Join Riverfront Times Press Club. Because No News is Bad News.

Thursday, February 16, 2012

N. Nomurai and Demonlover at Smash Bar, 2/15/12: Recap and Photos

Posted By on Thu, Feb 16, 2012 at 9:01 AM

N. Nomurai combines the efforts of Eric Hall, Jim Winkeler and drummer Jeremy Brantlinger. - MABEL SUEN
  • Mabel Suen
  • N. Nomurai combines the efforts of Eric Hall, Jim Winkeler and drummer Jeremy Brantlinger.

N. Nomurai | Demonlover Smash Bar February 15, 2012

N. Nomurai was assembled close to the entry way, with Eric Hall seated atop a small drum riser and his cohorts planted in a triangle. Jim Winkeler (of the Conformists) shook the walls of Washington Avenue's Smash Bar with his thousand-pound bass sound and Jeremy Brantlinger sent compliments to his band mates via disjointed percussion. N. Nomurai was coming off a recent sabbatical from shows. Last night, the powerhouse trio showed up to sling its booming improvisations.

I watched N. Nomurai begin its set, and an over-sized flat screen TV, which was adjacent to the stage, started blasting former pop-diva Shakira and her signature belly-dancing. Gyrating hips on a screen with the brightness settings maxed out was a jarring juxtaposition to the dark, noisy squall of N. Nomurai. If only Eric Hall had an exotic woman contorting her body every time he performed.

Demon Lover kicks off its inaugural show as a trio at Smash Bar. - MABEL SUEN
  • Mabel Suen
  • Demon Lover kicks off its inaugural show as a trio at Smash Bar.

Demonlover followed with an appropriately noisy if not solid set of songs. Demonlover contains former members from Theodore (Andy Lashier, J.J. Hamon and Sam Meyer last night) who pile their skills into an energetic, eclectic alt-folk group worthy of your heart and your earplugs. Highlights from its proper debut included a re-imagining of Roy Orbison's Dream Baby sung entirely in French, and a unique version of TV Set by the Cramps.

Demonlover was an appropriate follow-up to noise denizens N. Nomurai.

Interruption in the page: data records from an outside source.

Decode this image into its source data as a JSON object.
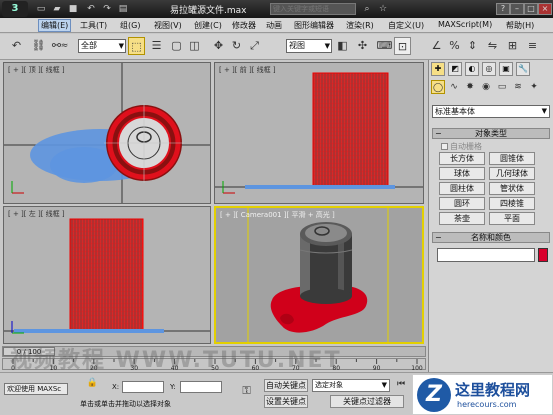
{
  "titlebar": {
    "logo": "3",
    "title": "易拉罐源文件.max",
    "search_placeholder": "键入关键字或短语",
    "icons": [
      "new-file-icon",
      "open-icon",
      "save-icon",
      "undo-icon",
      "redo-icon"
    ],
    "window_buttons": [
      "?",
      "–",
      "□",
      "×"
    ]
  },
  "menu": [
    "编辑(E)",
    "工具(T)",
    "组(G)",
    "视图(V)",
    "创建(C)",
    "修改器",
    "动画",
    "图形编辑器",
    "渲染(R)",
    "自定义(U)",
    "MAXScript(M)",
    "帮助(H)"
  ],
  "toolbar": {
    "selection_filter": "全部",
    "ref_coord": "视图"
  },
  "viewports": {
    "top": "[ + ][ 顶 ][ 线框 ]",
    "front": "[ + ][ 前 ][ 线框 ]",
    "left": "[ + ][ 左 ][ 线框 ]",
    "camera": "[ + ][ Camera001 ][ 平滑 + 高光 ]"
  },
  "command_panel": {
    "tabs": [
      "✚",
      "◩",
      "◐",
      "◎",
      "▣",
      "🔧"
    ],
    "category": "标准基本体",
    "object_type_title": "对象类型",
    "autogrid": "自动栅格",
    "buttons": [
      "长方体",
      "圆锥体",
      "球体",
      "几何球体",
      "圆柱体",
      "管状体",
      "圆环",
      "四棱锥",
      "茶壶",
      "平面"
    ],
    "name_color_title": "名称和颜色",
    "name_value": "",
    "object_color": "#d9002c"
  },
  "timeline": {
    "frame_display": "0 / 100",
    "ticks": [
      "0",
      "10",
      "20",
      "30",
      "40",
      "50",
      "60",
      "70",
      "80",
      "90",
      "100"
    ]
  },
  "status": {
    "welcome": "欢迎使用 MAXSc",
    "prompt": "单击或单击并拖动以选择对象",
    "x_label": "X:",
    "y_label": "Y:",
    "x_value": "",
    "y_value": "",
    "auto_key": "自动关键点",
    "set_key": "设置关键点",
    "selected_dropdown": "选定对象",
    "key_filters": "关键点过滤器"
  },
  "watermark": "视频教程 WWW.TUTU.NET",
  "site_logo": {
    "mark": "Z",
    "title": "这里教程网",
    "url": "herecours.com"
  }
}
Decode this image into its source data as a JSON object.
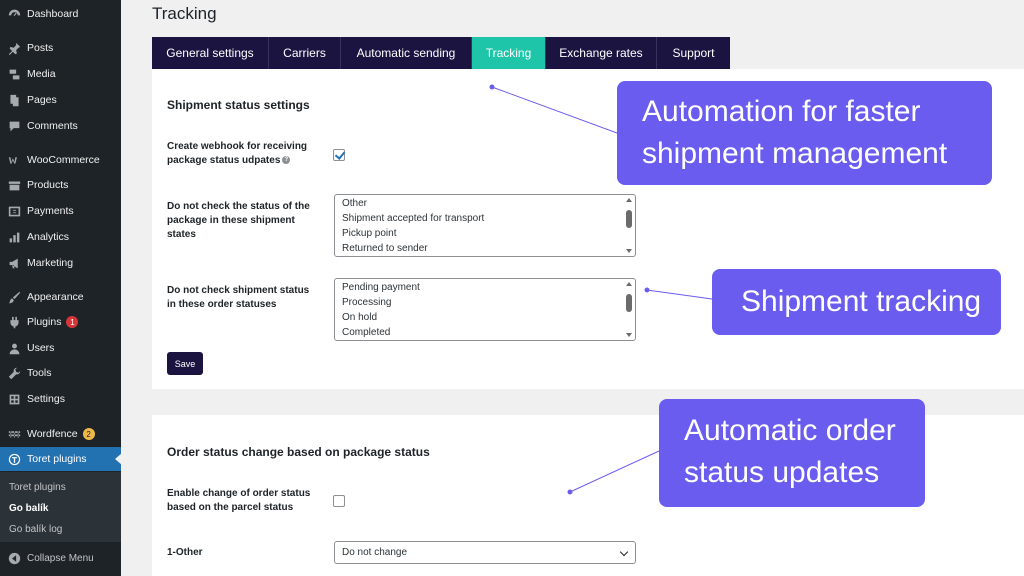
{
  "sidebar": {
    "items": [
      {
        "label": "Dashboard",
        "icon": "dashboard-icon"
      },
      {
        "label": "Posts",
        "icon": "pin-icon"
      },
      {
        "label": "Media",
        "icon": "media-icon"
      },
      {
        "label": "Pages",
        "icon": "pages-icon"
      },
      {
        "label": "Comments",
        "icon": "comments-icon"
      },
      {
        "label": "WooCommerce",
        "icon": "woocommerce-icon"
      },
      {
        "label": "Products",
        "icon": "products-icon"
      },
      {
        "label": "Payments",
        "icon": "payments-icon"
      },
      {
        "label": "Analytics",
        "icon": "analytics-icon"
      },
      {
        "label": "Marketing",
        "icon": "megaphone-icon"
      },
      {
        "label": "Appearance",
        "icon": "brush-icon"
      },
      {
        "label": "Plugins",
        "icon": "plug-icon",
        "badge": "1"
      },
      {
        "label": "Users",
        "icon": "user-icon"
      },
      {
        "label": "Tools",
        "icon": "wrench-icon"
      },
      {
        "label": "Settings",
        "icon": "settings-icon"
      },
      {
        "label": "Wordfence",
        "icon": "wordfence-icon",
        "badge": "2"
      },
      {
        "label": "Toret plugins",
        "icon": "toret-icon"
      }
    ],
    "submenu": [
      "Toret plugins",
      "Go balík",
      "Go balík log"
    ],
    "collapse_label": "Collapse Menu"
  },
  "page": {
    "title": "Tracking"
  },
  "tabs": [
    "General settings",
    "Carriers",
    "Automatic sending",
    "Tracking",
    "Exchange rates",
    "Support"
  ],
  "shipment_settings": {
    "title": "Shipment status settings",
    "webhook_label": "Create webhook for receiving package status udpates",
    "webhook_checked": true,
    "exclude_states_label": "Do not check the status of the package in these shipment states",
    "exclude_states_options": [
      "Other",
      "Shipment accepted for transport",
      "Pickup point",
      "Returned to sender"
    ],
    "exclude_order_label": "Do not check shipment status in these order statuses",
    "exclude_order_options": [
      "Pending payment",
      "Processing",
      "On hold",
      "Completed"
    ],
    "save_label": "Save"
  },
  "order_status": {
    "title": "Order status change based on package status",
    "enable_label": "Enable change of order status based on the parcel status",
    "enable_checked": false,
    "row_label": "1-Other",
    "row_value": "Do not change"
  },
  "callouts": {
    "automation": [
      "Automation for faster",
      "shipment management"
    ],
    "tracking": "Shipment tracking",
    "order_updates": [
      "Automatic order",
      "status updates"
    ]
  },
  "colors": {
    "sidebar_bg": "#1d2327",
    "active_menu": "#2271b1",
    "tab_bar": "#1b1440",
    "tab_active": "#1ec5a8",
    "callout": "#6b5cf0"
  }
}
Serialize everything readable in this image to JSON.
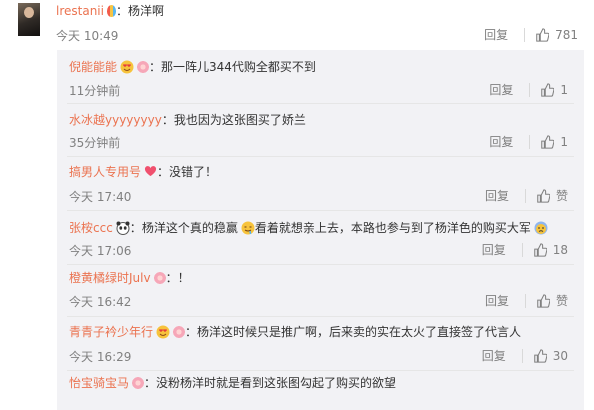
{
  "main": {
    "username": "lrestanii",
    "content": "杨洋啊",
    "time": "今天 10:49",
    "reply_label": "回复",
    "like_count": "781"
  },
  "comments": [
    {
      "user": "倪能能能",
      "content": "那一阵儿344代购全都买不到",
      "time": "11分钟前",
      "reply": "回复",
      "likes": "1"
    },
    {
      "user": "水冰越yyyyyyyy",
      "content": "我也因为这张图买了娇兰",
      "time": "35分钟前",
      "reply": "回复",
      "likes": "1"
    },
    {
      "user": "搞男人专用号",
      "content": "没错了！",
      "time": "今天 17:40",
      "reply": "回复",
      "likes": "赞"
    },
    {
      "user": "张桉ccc",
      "content": "杨洋这个真的稳赢",
      "content2": "看着就想亲上去，本路也参与到了杨洋色的购买大军",
      "time": "今天 17:06",
      "reply": "回复",
      "likes": "18"
    },
    {
      "user": "橙黄橘绿时Julv",
      "content": "！",
      "time": "今天 16:42",
      "reply": "回复",
      "likes": "赞"
    },
    {
      "user": "青青子衿少年行",
      "content": "杨洋这时候只是推广啊，后来卖的实在太火了直接签了代言人",
      "time": "今天 16:29",
      "reply": "回复",
      "likes": "30"
    },
    {
      "user": "怡宝骑宝马",
      "content": "没粉杨洋时就是看到这张图勾起了购买的欲望",
      "time": "",
      "reply": "",
      "likes": ""
    }
  ]
}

The new band also made use of a wide range of sounds, including trumpet, trombone, synthesizer and xylophone to add blends of texture to the standard power-trio set up. The songs as a whole were anchored by guitar, bass and drums with a loose composition style that lent itself to improvisation.

Tags: , ,

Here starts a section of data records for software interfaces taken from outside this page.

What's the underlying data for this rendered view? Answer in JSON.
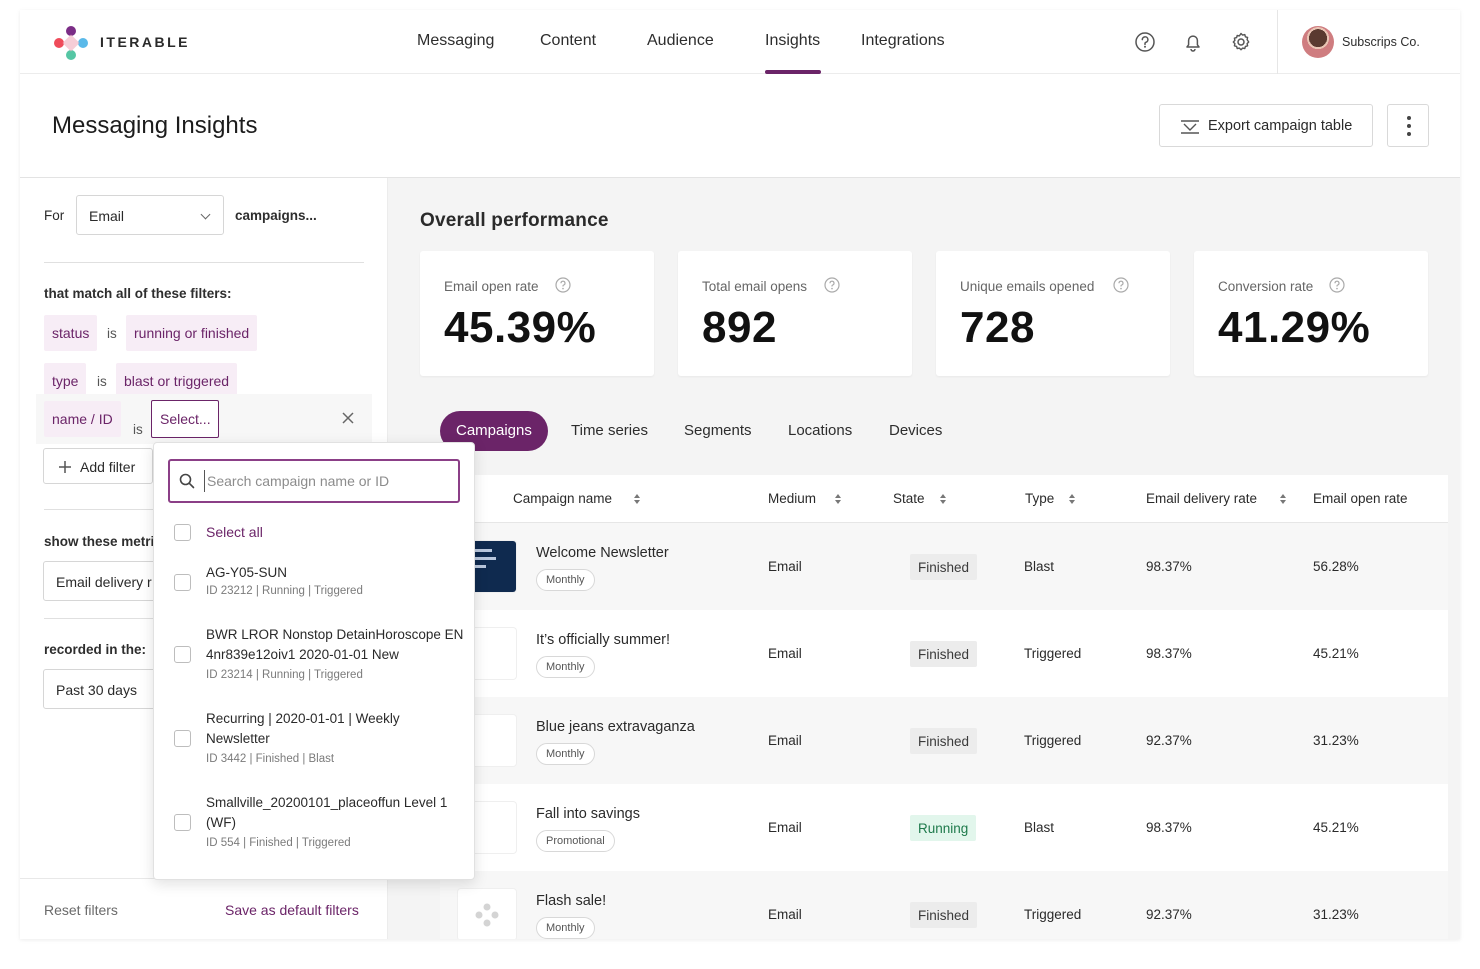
{
  "header": {
    "logo_text": "ITERABLE",
    "nav": [
      "Messaging",
      "Content",
      "Audience",
      "Insights",
      "Integrations"
    ],
    "active_nav": "Insights",
    "company": "Subscrips Co."
  },
  "page": {
    "title": "Messaging Insights",
    "export_label": "Export campaign table"
  },
  "filters": {
    "for_label": "For",
    "medium_value": "Email",
    "campaigns_suffix": "campaigns...",
    "match_label": "that match all of these filters:",
    "rows": [
      {
        "field": "status",
        "op": "is",
        "value": "running or finished"
      },
      {
        "field": "type",
        "op": "is",
        "value": "blast or triggered"
      },
      {
        "field": "name / ID",
        "op": "is",
        "value": "Select..."
      }
    ],
    "add_filter_label": "Add filter",
    "metrics_label": "show these metri",
    "metrics_value": "Email delivery r",
    "recorded_label": "recorded in the:",
    "recorded_value": "Past 30 days",
    "reset_label": "Reset filters",
    "save_label": "Save as default filters"
  },
  "dropdown": {
    "search_placeholder": "Search campaign name or ID",
    "select_all": "Select all",
    "items": [
      {
        "name": "AG-Y05-SUN",
        "meta": "ID 23212  |  Running  |  Triggered"
      },
      {
        "name": "BWR LROR Nonstop DetainHoroscope EN 4nr839e12oiv1 2020-01-01 New",
        "meta": "ID 23214  |  Running  |  Triggered"
      },
      {
        "name": "Recurring | 2020-01-01 | Weekly Newsletter",
        "meta": "ID 3442  |  Finished  |  Blast"
      },
      {
        "name": "Smallville_20200101_placeoffun Level 1 (WF)",
        "meta": "ID 554  |  Finished  |  Triggered"
      }
    ]
  },
  "overview": {
    "title": "Overall performance",
    "cards": [
      {
        "label": "Email open rate",
        "value": "45.39%"
      },
      {
        "label": "Total email opens",
        "value": "892"
      },
      {
        "label": "Unique emails opened",
        "value": "728"
      },
      {
        "label": "Conversion rate",
        "value": "41.29%"
      }
    ]
  },
  "tabs": [
    "Campaigns",
    "Time series",
    "Segments",
    "Locations",
    "Devices"
  ],
  "active_tab": "Campaigns",
  "table": {
    "columns": [
      "Campaign name",
      "Medium",
      "State",
      "Type",
      "Email delivery rate",
      "Email open rate"
    ],
    "rows": [
      {
        "name": "Welcome Newsletter",
        "tag": "Monthly",
        "medium": "Email",
        "state": "Finished",
        "type": "Blast",
        "delivery": "98.37%",
        "open": "56.28%"
      },
      {
        "name": "It’s officially summer!",
        "tag": "Monthly",
        "medium": "Email",
        "state": "Finished",
        "type": "Triggered",
        "delivery": "98.37%",
        "open": "45.21%"
      },
      {
        "name": "Blue jeans extravaganza",
        "tag": "Monthly",
        "medium": "Email",
        "state": "Finished",
        "type": "Triggered",
        "delivery": "92.37%",
        "open": "31.23%"
      },
      {
        "name": "Fall into savings",
        "tag": "Promotional",
        "medium": "Email",
        "state": "Running",
        "type": "Blast",
        "delivery": "98.37%",
        "open": "45.21%"
      },
      {
        "name": "Flash sale!",
        "tag": "Monthly",
        "medium": "Email",
        "state": "Finished",
        "type": "Triggered",
        "delivery": "92.37%",
        "open": "31.23%"
      }
    ]
  },
  "colors": {
    "brand": "#6b2468",
    "chip_bg": "#f7edf6",
    "running_bg": "#e2f6ec",
    "running_text": "#1e7a4b",
    "main_bg": "#f4f4f4"
  }
}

Riverfront Times works for you, and your support is essential.

Our small but mighty local team works tirelessly to bring you high-quality, uncensored news and cultural coverage of St. Louis and beyond.

Unlike many newspapers, ours is free – and we'd like to keep it that way, because we believe, now more than ever, everyone deserves access to accurate, independent coverage of their community.

Whether it's a one-time acknowledgement of this article or an ongoing pledge, your support helps keep St. Louis' true free press free.

Read the Digital Print Issue

September 23, 2020

View more issues

Newsletters

Never miss a beat

Sign Up Now

Subscribe now to get the latest news delivered right to your inbox.

Best Things to Do In St. Louis

© 2020 Riverfront Times

Website powered by Foundation